Thursday, December 3, 2009

Sandra Boynton Book/Music Review and Give-away

They finally finished the road behind our house and Utah Dad insists that we get curtains for our kitchen window as soon as possible. He's especially concerned that our lovely neighbors might get a glimpse of me dancing in the kitchen. I love to dance but I am not very good at it. Seriously, grace and coordination are not two of my strengths. Unfortunately for Utah Dad, that doesn't stop me from dancing. He's mortified.

When Neal and Amberly were very small, I discovered a book and CD collection called Philadelphia Chickens by Sandra Boynton. Unlike most music for children, these songs had clever and humorous lyrics put to fabulous music performed by artists like Kevin Bacon, Laura Linney and Meryl Streep. It is music that makes you want to get up and dance--swing dance. I grab the kids and swing them around and we have a great time (I burn a few calories too). My new dance partners--Thomas and Lilly--also love it .  The Philadelphia Chickens CD includes nearly twenty songs that make you want to boogie. My personal favorite is a love ballad to the hard-to-reach chocolate chip cookies.

A few years after we found Philadelphia Chickens, I was delighted to see Sandra Boynton's  Dog Train at my local book store. Dog Train is an equally fabulous collection of songs dedicated to rock and roll. The songs are performed by actual bands that parents will recognize, like Hootie and the Blowfish and Five for Fighting. If it was possible to love a CD more than we loved Philadelphia ChickensDog Train was it. We rock out together to "Tantrum"  and "Penguin Lament". We listen to it in the car. We sing along. We all, including Utah Dad, know all the words. Sandra Boynton understands children and the way they think. If you don't believe me, listen to her songs "Broccoli" and "I Need a Nap". You'll be convinced.

More recently Sandra Boynton has written and published Blue Moo: Jukebox Hits from Way Back. We don't have that one--yet. Hmmm. Christmas is coming. "One Shoe Blues", a single from Blue Moo performed by the legendary B.B. King is the inspiration for Boynton's latest book and her first movie short.

Workman Publishing, who publishes all of Sandra Boynton's books, sent me a copy of One Shoe Blues, which includes the storybook, song, and a DVD with the musical movie short this week. My children and I have already enjoyed it several times. They also sent me two more copies to give away to you. Christmas is coming. I know you or a special child would love one. It would make a great stocking stuffer.

To win a copy of One Shoe Blues by Sandra Boynton leave a comment on this post. To earn additional chances to win do one or more of the following:

1.  Become a follower of Utah Mom's Life Blog.
2.  Add the Utah Mom's Life Button to your blog.
3.  Post about this give-away on your blog, Facebook, Twitter, etc.

Be sure to come back and leave an additional comment on this post for each thing that you do.

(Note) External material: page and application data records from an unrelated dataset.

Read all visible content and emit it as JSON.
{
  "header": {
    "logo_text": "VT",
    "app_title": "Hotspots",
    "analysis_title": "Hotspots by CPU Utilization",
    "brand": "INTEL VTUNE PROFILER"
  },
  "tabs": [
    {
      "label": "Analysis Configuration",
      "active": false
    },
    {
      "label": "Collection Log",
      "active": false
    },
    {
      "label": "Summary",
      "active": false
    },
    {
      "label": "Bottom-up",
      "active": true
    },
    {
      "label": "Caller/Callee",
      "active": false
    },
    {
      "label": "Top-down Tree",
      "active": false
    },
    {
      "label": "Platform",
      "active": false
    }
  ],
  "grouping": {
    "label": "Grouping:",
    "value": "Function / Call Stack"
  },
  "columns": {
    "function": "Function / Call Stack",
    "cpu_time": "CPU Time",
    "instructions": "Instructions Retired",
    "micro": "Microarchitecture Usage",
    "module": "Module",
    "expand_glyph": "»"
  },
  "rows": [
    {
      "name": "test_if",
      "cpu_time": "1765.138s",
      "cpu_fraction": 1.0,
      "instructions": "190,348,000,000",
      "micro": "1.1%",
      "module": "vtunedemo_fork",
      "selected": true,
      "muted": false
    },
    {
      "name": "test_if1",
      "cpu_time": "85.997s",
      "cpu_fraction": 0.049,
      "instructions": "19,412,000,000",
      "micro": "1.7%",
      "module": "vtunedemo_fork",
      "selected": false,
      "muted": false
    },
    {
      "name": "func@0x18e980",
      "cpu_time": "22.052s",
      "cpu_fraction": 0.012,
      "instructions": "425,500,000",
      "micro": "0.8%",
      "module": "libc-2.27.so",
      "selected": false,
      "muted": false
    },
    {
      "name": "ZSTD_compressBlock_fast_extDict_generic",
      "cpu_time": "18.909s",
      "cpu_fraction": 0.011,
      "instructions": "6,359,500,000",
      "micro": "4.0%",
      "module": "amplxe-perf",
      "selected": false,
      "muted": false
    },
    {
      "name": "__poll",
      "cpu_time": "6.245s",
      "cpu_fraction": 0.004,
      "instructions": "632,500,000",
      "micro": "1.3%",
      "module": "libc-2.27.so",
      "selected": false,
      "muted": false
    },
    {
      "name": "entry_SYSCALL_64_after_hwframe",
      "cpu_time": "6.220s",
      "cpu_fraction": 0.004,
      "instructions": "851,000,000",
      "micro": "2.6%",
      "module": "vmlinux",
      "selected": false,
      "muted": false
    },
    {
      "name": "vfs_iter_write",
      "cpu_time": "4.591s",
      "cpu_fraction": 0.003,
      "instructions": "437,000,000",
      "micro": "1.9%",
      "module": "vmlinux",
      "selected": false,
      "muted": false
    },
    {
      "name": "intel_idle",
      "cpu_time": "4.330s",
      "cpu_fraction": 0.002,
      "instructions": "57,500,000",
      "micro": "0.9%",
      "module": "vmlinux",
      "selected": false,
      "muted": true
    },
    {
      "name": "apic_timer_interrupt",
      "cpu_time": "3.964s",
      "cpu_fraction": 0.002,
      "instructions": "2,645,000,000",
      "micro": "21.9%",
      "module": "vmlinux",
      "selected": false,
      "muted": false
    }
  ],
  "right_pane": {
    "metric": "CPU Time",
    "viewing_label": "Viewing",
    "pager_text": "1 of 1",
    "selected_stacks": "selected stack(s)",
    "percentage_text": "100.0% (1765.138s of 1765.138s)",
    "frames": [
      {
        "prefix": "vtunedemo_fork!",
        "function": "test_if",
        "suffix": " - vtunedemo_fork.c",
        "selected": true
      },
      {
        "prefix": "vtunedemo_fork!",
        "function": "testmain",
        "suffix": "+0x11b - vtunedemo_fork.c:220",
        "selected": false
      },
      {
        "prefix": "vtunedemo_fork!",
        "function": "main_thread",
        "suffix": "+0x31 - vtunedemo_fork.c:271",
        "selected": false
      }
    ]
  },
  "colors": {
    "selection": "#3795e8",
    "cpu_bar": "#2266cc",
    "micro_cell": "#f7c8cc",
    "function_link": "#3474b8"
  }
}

The contest will be closed to entries at 11:59 pm on Thursday, December 10th. The winners (there will be two) will be announced on Friday, December 11th some time in the morning--after I get the kids off to school and feed Utah Dad and the others their breakfast and maybe get dressed (but probably not).